### Work order
Every line below is to be given again precisely; images are to be left out.

### Data to use
• • • • • • •

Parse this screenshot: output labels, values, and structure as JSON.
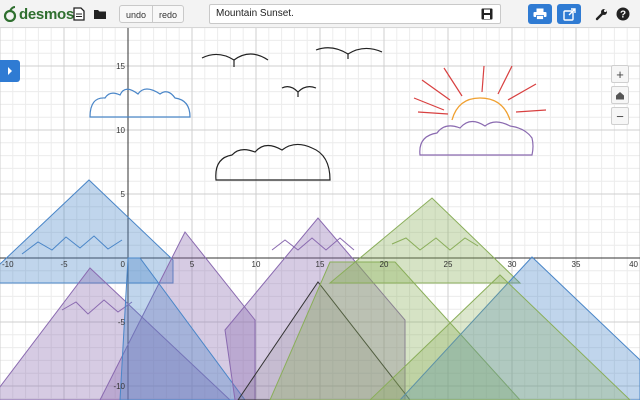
{
  "app": {
    "logo_text": "desmos",
    "graph_title": "Mountain Sunset.",
    "undo_label": "undo",
    "redo_label": "redo"
  },
  "toolbar_icons": {
    "new": "new-document-icon",
    "open": "folder-icon",
    "save": "save-icon",
    "print": "print-icon",
    "share": "share-icon",
    "settings": "wrench-icon",
    "help": "help-icon"
  },
  "zoom": {
    "in_label": "+",
    "home_icon": "home-icon",
    "out_label": "−"
  },
  "axes": {
    "x_ticks": [
      "-10",
      "-5",
      "0",
      "5",
      "10",
      "15",
      "20",
      "25",
      "30",
      "35",
      "40"
    ],
    "y_ticks": [
      "15",
      "10",
      "5",
      "-5",
      "-10"
    ]
  },
  "colors": {
    "brand_green": "#2f6f2f",
    "accent_blue": "#2f7bd3",
    "mountain_blue": "#4a86c8",
    "mountain_purple": "#8a6ab0",
    "mountain_green": "#8aae5a",
    "sun_orange": "#f0a030",
    "ray_red": "#d84040",
    "cloud_blue": "#4a86c8",
    "cloud_purple": "#8a6ab0"
  }
}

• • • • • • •

### Solution for this task
Parse this screenshot: output labels, values, and structure as JSON.
{
  "app": {
    "logo_text": "desmos",
    "graph_title": "Mountain Sunset.",
    "undo_label": "undo",
    "redo_label": "redo"
  },
  "toolbar_icons": {
    "new": "new-document-icon",
    "open": "folder-icon",
    "save": "save-icon",
    "print": "print-icon",
    "share": "share-icon",
    "settings": "wrench-icon",
    "help": "help-icon"
  },
  "zoom": {
    "in_label": "+",
    "home_icon": "home-icon",
    "out_label": "−"
  },
  "axes": {
    "x_ticks": [
      "-10",
      "-5",
      "0",
      "5",
      "10",
      "15",
      "20",
      "25",
      "30",
      "35",
      "40"
    ],
    "y_ticks": [
      "15",
      "10",
      "5",
      "-5",
      "-10"
    ]
  },
  "colors": {
    "brand_green": "#2f6f2f",
    "accent_blue": "#2f7bd3",
    "mountain_blue": "#4a86c8",
    "mountain_purple": "#8a6ab0",
    "mountain_green": "#8aae5a",
    "sun_orange": "#f0a030",
    "ray_red": "#d84040",
    "cloud_blue": "#4a86c8",
    "cloud_purple": "#8a6ab0"
  }
}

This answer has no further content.